Although the largest changes are expected in the future,[10] a report from spawned there, and though the study only dealt with the area from Vancouver to Northern California, the authors suggest that other shelf areas may be experiencing similar effects.[30]

Since the industrial revolution began, it is estimated that surface ocean pH has dropped by slightly more than 0.1 units on the logarithmic scale of pH, representing about a 29% increase in H+
. It is expected to drop by a further 0.3 to 0.5 pH units[9] (an additional doubling to tripling of today's post-industrial acid concentrations) by 2100 as the oceans absorb more anthropogenic CO
2
, the impacts being most severe for coral reefs and the Southern Ocean.[2][10][27] These changes are predicted to continue rapidly as the oceans take up more anthropogenic CO
2
from the atmosphere. The degree of change to ocean chemistry, including ocean pH, will depend on the mitigation and emissions pathways[28] society takes.[29]

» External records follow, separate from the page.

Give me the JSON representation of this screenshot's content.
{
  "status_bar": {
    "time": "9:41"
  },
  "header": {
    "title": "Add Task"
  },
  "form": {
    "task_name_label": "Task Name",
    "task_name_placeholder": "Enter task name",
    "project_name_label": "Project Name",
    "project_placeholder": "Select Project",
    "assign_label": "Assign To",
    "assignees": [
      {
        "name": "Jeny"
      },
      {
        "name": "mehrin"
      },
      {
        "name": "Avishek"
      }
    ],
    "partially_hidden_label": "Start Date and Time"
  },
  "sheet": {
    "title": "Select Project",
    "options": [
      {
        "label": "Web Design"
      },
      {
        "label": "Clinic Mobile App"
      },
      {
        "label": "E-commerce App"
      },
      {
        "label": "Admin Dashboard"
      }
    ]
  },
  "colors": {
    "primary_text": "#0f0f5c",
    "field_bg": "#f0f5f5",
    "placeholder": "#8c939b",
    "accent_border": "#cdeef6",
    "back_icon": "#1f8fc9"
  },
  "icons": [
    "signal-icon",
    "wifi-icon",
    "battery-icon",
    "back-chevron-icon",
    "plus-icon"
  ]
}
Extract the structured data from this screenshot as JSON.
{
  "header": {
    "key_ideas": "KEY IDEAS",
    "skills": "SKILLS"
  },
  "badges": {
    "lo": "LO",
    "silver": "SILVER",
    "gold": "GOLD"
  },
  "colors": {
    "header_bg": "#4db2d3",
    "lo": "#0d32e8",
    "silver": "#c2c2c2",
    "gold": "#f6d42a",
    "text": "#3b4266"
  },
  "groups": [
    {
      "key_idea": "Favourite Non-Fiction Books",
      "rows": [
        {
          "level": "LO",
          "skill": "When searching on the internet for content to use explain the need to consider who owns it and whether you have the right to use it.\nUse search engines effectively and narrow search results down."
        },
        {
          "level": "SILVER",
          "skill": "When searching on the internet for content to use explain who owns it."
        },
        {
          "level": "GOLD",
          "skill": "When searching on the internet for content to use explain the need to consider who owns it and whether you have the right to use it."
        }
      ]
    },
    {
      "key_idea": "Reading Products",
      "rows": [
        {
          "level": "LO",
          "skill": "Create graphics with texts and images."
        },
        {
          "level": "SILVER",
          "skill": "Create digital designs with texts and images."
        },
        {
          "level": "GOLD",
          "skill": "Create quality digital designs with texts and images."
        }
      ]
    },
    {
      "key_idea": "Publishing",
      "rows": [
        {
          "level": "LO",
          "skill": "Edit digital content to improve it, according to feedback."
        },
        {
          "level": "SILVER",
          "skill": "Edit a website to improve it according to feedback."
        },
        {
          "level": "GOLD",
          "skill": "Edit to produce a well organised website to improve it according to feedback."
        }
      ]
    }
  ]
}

Caldeira and Wickett (2003)[2] placed the rate and magnitude of modern ocean acidification changes in the context of probable historical changes during the last 300 million years.

CO2 (aq) + H2O \leftrightarrow H2CO3 \leftrightarrow HCO3 + H+ \leftrightarrow CO32− + 2 H+.

Dissolving CO
2
in seawater increases the hydrogen ion (H+
) concentration in the ocean, and thus decreases ocean pH, as follows:[26]

Acidification

The resistance of an area of ocean to absorbing atmospheric CO
2
is known as the Revelle factor.

When CO
2
dissolves, it reacts with water to form a balance of ionic and non-ionic chemical species: dissolved free carbon dioxide (CO
2(aq)
), carbonic acid (H
2
CO
3
), bicarbonate (HCO
3
) and carbonate (CO2−
3
). The ratio of these species depends on factors such as solubility pump.

[25] present in the Earth's oceans.
2
CO

This article was sourced from Creative Commons Attribution-ShareAlike License; additional terms may apply. World Heritage Encyclopedia content is assembled from numerous content providers, Open Access Publishing, and in compliance with The Fair Access to Science and Technology Research Act (FASTR), Wikimedia Foundation, Inc., Public Library of Science, The Encyclopedia of Life, Open Book Publishers (OBP), PubMed, U.S. National Library of Medicine, National Center for Biotechnology Information, U.S. National Library of Medicine, National Institutes of Health (NIH), U.S. Department of Health & Human Services, and USA.gov, which sources content from all federal, state, local, tribal, and territorial government publication portals (.gov, .mil, .edu). Funding for USA.gov and content contributors is made possible from the U.S. Congress, E-Government Act of 2002.
 
Crowd sourced content that is contributed to World Heritage Encyclopedia is peer reviewed and edited by our editorial staff to ensure quality scholarly research articles.
 
By using this site, you agree to the Terms of Use and Privacy Policy. World Heritage Encyclopedia™ is a registered trademark of the World Public Library Association, a non-profit organization.
 



Copyright © World Library Foundation. All rights reserved. eBooks from World Library are sponsored by the World Library Foundation,
a 501c(4) Member's Support Non-Profit Organization, and is NOT affiliated with any governmental agency or department.